# [Provided entries]
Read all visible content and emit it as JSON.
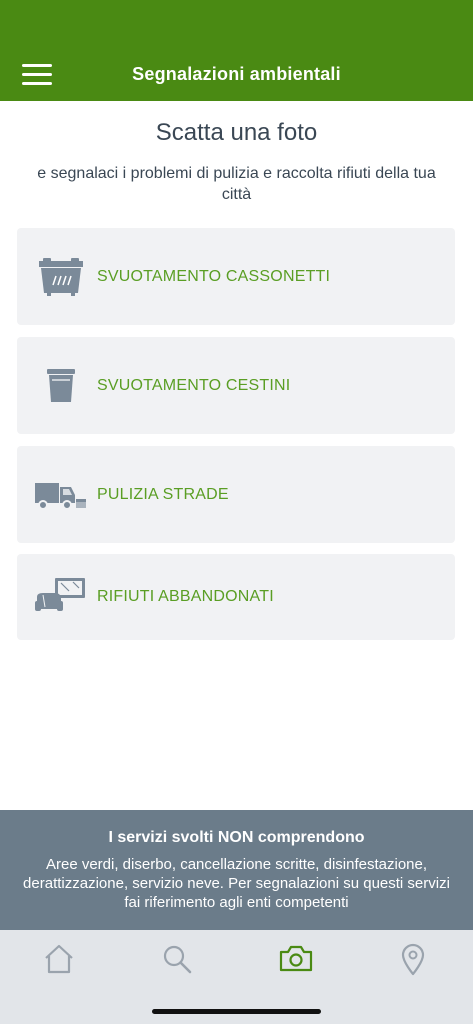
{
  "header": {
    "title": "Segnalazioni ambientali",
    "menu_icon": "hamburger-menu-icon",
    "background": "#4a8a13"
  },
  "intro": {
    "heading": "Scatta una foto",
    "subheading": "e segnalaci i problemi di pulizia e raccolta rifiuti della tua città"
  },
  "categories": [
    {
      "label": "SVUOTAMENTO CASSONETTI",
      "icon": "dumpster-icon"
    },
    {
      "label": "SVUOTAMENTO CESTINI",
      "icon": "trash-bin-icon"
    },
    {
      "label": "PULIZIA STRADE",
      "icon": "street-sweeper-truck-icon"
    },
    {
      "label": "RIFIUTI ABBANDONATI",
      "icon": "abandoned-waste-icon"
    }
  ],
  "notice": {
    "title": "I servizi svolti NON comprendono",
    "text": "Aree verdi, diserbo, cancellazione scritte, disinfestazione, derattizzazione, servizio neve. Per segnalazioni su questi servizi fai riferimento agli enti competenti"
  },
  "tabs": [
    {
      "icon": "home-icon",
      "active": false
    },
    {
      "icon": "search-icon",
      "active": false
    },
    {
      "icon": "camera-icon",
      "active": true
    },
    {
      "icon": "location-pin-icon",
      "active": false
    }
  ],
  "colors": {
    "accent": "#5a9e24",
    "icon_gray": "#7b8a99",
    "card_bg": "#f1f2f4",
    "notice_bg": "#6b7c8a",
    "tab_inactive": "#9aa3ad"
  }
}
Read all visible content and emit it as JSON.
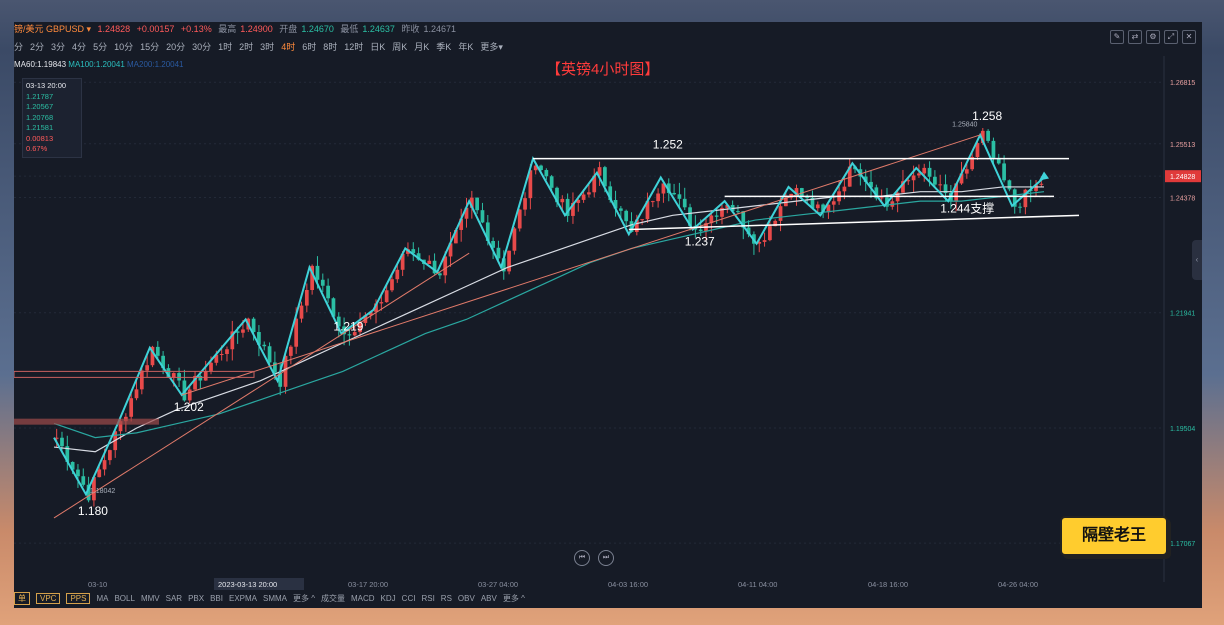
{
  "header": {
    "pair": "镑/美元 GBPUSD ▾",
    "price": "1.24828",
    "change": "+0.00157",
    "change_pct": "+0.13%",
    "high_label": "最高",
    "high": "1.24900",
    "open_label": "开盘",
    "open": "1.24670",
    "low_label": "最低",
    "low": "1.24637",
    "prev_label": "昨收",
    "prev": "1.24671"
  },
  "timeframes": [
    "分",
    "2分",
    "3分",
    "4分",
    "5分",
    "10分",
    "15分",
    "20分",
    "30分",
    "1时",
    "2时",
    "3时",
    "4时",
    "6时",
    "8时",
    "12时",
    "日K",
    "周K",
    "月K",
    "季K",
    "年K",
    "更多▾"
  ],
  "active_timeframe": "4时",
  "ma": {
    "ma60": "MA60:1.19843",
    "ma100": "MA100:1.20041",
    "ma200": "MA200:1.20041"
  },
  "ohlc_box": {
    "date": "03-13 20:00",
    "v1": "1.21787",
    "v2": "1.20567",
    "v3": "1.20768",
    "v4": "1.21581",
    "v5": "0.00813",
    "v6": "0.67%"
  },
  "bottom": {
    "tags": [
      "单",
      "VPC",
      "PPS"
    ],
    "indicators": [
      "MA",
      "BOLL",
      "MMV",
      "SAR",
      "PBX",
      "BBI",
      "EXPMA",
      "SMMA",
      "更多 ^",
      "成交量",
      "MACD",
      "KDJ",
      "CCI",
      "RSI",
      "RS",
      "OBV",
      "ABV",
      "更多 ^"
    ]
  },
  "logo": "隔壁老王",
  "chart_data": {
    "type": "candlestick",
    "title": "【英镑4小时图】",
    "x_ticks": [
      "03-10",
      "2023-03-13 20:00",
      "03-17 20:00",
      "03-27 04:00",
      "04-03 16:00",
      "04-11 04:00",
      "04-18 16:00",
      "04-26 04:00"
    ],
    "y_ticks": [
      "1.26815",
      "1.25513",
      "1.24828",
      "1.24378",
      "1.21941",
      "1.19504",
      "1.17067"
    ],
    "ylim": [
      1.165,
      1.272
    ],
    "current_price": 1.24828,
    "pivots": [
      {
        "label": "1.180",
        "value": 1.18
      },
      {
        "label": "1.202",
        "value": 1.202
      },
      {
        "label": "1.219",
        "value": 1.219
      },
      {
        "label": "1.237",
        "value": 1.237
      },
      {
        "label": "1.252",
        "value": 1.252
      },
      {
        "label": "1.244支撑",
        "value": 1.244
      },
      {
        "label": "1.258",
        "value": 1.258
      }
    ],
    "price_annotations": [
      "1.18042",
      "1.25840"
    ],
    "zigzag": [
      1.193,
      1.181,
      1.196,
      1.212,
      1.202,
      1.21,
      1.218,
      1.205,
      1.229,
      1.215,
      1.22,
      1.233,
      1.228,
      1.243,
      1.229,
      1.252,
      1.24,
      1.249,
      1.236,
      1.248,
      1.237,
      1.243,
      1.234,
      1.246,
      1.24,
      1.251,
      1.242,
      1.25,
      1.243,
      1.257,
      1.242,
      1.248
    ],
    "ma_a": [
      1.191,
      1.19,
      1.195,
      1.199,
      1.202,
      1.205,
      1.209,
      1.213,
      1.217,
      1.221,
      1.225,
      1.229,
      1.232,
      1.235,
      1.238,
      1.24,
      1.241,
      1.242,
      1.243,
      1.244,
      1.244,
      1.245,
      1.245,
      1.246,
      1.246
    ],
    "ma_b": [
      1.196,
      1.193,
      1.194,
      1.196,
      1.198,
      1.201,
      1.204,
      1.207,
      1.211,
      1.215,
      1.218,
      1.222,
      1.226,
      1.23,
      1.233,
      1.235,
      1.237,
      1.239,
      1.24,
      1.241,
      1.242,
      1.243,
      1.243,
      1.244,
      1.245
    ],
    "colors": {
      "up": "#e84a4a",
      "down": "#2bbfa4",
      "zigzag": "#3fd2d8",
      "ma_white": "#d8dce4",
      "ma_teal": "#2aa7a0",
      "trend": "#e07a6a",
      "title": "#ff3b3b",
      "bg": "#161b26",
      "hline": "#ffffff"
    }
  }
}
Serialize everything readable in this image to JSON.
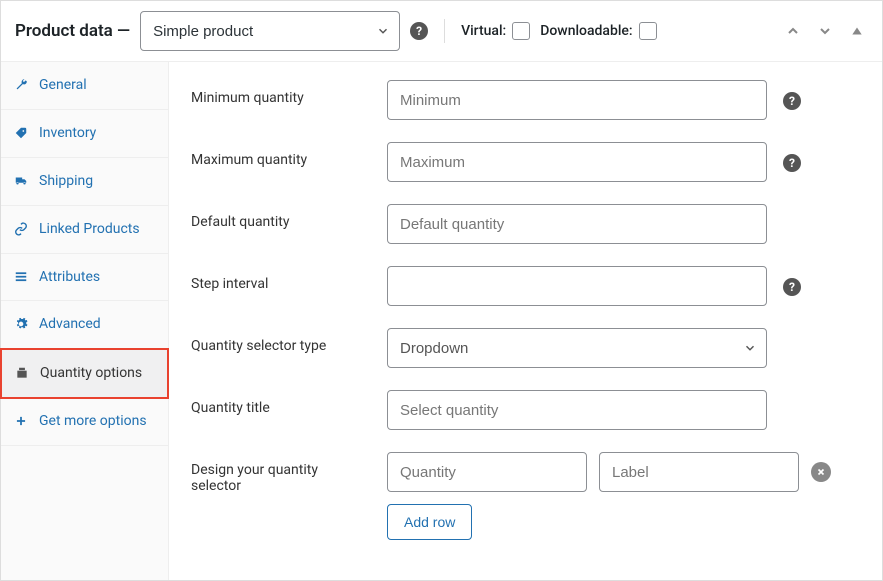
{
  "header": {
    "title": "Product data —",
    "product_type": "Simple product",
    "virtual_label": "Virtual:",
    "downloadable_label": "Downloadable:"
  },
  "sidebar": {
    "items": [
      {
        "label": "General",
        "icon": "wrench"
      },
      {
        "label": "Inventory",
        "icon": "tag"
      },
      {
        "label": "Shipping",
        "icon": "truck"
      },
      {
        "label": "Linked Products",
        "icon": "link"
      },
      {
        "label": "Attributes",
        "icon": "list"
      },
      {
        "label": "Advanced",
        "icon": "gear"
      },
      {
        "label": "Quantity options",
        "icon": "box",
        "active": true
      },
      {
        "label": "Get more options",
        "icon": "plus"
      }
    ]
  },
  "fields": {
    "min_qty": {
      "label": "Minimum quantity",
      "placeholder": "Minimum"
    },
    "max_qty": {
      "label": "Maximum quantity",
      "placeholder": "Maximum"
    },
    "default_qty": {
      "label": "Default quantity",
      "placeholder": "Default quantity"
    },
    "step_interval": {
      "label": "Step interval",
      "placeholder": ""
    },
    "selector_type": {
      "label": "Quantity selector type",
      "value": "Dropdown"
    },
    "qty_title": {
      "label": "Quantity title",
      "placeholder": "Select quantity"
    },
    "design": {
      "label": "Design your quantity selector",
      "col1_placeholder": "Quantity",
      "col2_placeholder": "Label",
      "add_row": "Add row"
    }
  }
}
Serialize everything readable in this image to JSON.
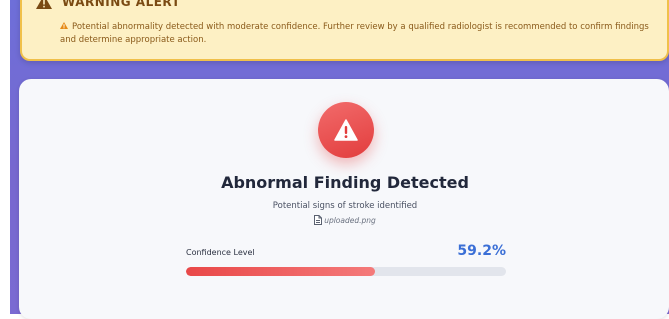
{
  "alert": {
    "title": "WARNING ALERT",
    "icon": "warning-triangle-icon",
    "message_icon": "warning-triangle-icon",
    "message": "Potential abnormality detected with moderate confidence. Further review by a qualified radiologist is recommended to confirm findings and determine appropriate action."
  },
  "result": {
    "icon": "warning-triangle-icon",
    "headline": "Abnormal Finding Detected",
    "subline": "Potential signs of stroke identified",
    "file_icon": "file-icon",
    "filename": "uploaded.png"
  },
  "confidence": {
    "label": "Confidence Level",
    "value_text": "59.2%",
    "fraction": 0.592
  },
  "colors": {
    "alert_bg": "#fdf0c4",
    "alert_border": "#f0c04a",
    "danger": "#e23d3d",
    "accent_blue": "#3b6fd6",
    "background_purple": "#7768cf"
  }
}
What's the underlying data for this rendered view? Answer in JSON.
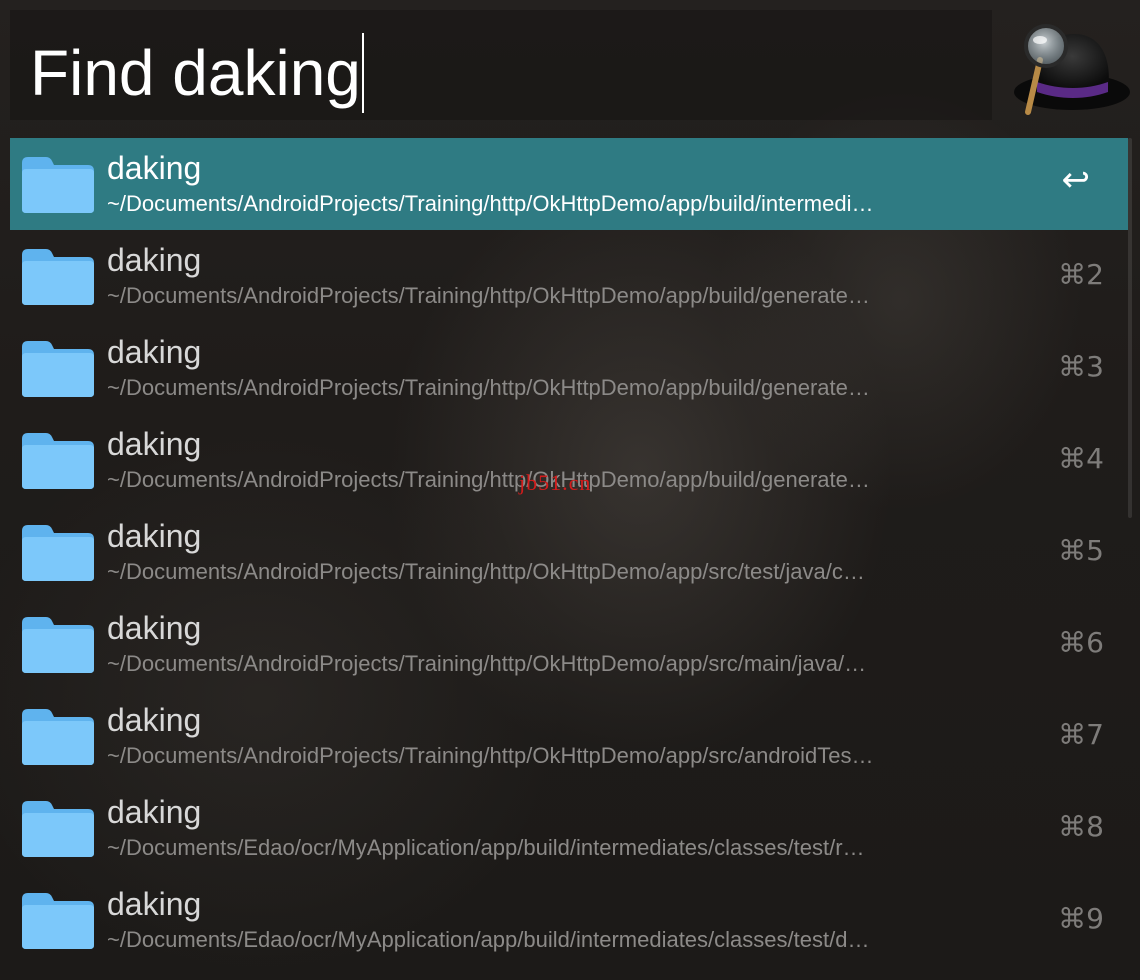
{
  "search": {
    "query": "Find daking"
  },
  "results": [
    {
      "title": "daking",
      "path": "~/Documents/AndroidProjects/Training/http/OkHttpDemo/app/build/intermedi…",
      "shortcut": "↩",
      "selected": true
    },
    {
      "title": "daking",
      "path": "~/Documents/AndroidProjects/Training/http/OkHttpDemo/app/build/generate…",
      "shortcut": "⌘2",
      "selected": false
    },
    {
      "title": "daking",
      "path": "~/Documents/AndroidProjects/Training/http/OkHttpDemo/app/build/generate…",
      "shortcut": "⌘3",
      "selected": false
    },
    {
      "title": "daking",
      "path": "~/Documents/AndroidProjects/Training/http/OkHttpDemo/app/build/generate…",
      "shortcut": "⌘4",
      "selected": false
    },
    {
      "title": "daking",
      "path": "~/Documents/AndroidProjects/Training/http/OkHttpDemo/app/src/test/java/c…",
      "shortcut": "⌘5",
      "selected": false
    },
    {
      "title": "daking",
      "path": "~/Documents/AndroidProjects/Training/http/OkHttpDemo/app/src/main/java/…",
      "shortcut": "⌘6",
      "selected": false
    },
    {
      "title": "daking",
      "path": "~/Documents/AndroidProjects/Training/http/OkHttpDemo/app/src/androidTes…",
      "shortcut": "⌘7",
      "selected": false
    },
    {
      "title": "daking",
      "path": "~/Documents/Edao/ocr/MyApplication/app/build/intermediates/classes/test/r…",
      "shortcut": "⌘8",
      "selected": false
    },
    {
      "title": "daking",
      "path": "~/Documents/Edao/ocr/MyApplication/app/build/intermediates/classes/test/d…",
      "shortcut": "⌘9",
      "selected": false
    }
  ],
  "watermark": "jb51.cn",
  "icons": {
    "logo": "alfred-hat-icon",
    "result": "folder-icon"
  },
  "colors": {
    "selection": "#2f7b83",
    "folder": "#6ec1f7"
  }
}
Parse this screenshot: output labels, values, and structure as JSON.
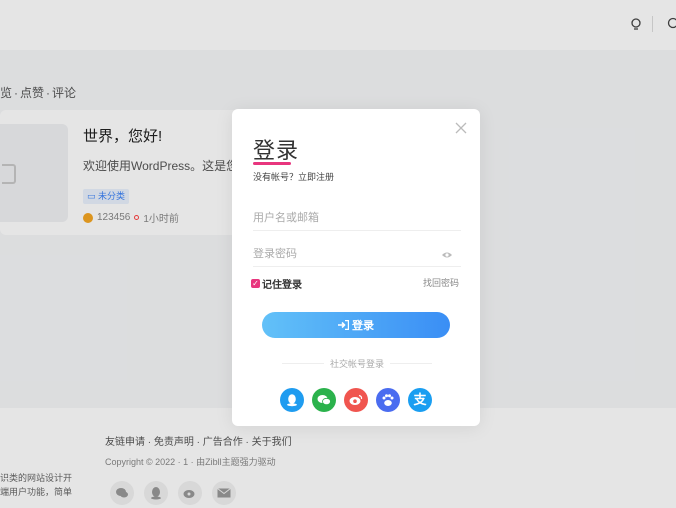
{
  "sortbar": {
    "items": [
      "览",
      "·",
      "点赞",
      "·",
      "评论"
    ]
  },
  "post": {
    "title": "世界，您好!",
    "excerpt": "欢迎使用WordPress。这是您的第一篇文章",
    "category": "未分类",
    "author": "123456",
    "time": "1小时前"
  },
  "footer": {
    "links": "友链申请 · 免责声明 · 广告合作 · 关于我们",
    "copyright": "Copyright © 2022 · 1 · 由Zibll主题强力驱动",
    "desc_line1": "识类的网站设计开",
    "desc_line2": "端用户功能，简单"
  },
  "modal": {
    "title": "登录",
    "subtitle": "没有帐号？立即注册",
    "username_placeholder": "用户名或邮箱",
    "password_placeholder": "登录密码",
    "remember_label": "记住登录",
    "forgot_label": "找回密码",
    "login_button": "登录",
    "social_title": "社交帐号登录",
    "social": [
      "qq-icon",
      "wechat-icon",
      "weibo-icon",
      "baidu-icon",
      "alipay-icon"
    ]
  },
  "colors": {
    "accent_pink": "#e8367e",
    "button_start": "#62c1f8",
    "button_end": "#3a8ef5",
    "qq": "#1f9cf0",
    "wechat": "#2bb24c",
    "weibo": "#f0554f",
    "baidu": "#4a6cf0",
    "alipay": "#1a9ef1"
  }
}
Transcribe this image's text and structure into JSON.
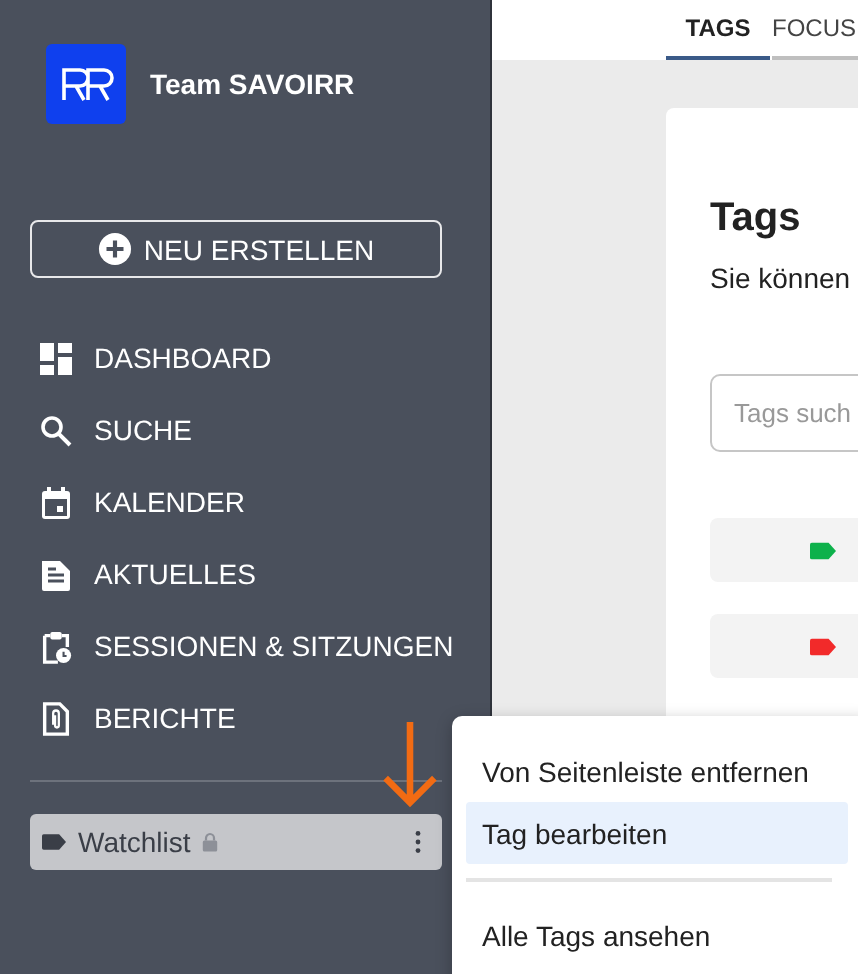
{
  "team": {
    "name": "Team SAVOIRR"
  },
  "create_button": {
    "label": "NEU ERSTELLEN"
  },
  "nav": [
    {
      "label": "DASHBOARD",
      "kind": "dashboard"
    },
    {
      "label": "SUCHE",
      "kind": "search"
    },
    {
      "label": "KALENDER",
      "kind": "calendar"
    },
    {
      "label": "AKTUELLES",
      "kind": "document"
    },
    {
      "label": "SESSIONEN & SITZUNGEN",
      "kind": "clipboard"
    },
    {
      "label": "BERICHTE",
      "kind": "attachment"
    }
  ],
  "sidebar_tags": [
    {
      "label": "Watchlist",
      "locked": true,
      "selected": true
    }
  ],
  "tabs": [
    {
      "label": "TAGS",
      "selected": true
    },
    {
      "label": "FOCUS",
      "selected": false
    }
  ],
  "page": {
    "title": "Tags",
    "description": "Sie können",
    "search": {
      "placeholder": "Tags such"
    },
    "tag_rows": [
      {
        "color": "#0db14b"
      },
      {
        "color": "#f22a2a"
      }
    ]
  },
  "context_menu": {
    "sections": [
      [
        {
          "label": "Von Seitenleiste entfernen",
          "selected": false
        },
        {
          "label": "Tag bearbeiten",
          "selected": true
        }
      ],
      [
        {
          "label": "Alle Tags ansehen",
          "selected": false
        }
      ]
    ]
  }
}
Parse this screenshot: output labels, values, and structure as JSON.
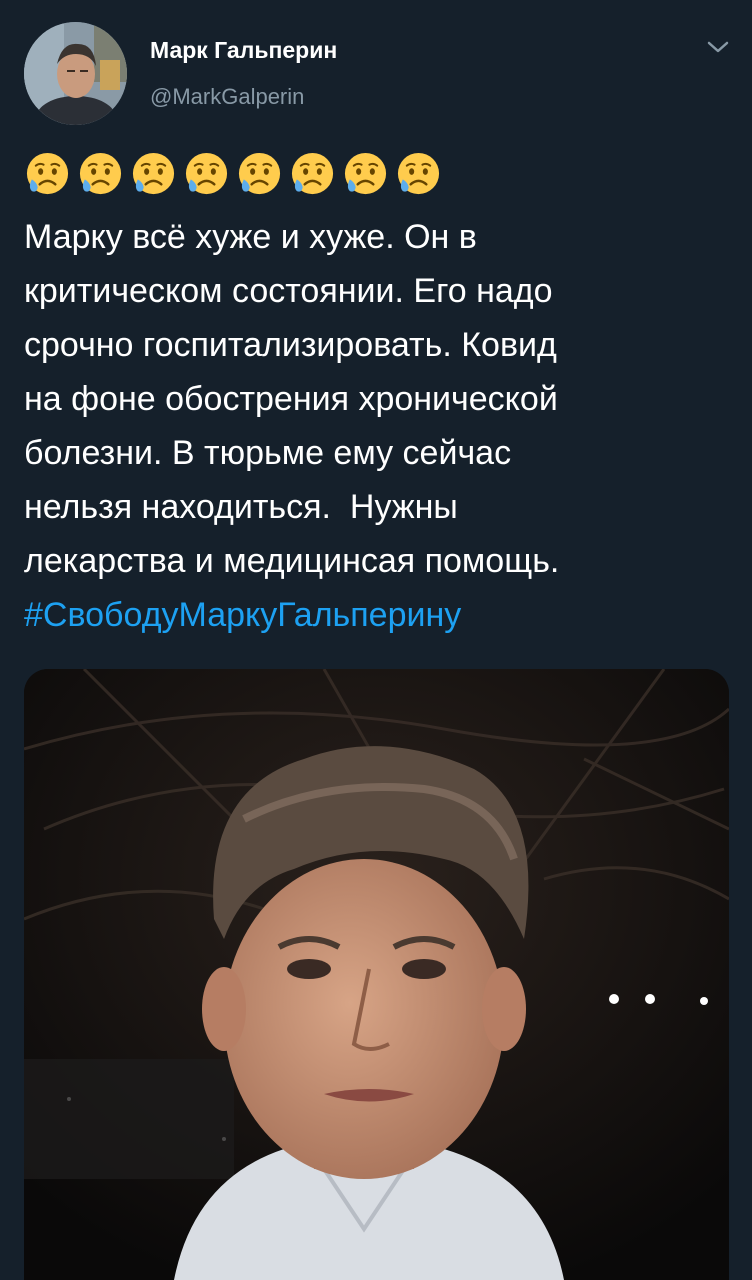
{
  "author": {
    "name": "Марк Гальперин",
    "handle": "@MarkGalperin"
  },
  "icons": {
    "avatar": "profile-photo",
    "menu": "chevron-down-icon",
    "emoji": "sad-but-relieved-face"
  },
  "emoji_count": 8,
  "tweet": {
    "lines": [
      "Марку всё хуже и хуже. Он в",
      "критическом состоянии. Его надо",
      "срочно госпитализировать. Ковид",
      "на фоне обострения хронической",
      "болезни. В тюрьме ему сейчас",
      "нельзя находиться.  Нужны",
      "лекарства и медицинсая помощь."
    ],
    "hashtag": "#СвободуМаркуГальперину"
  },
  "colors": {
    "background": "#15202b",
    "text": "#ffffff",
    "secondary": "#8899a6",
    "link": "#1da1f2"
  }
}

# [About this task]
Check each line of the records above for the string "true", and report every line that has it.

# [Result of the task]
      "active": true
        "active": true
      "selected": true
      "locked": true,
      "selected": true
      "selected": true
          "selected": true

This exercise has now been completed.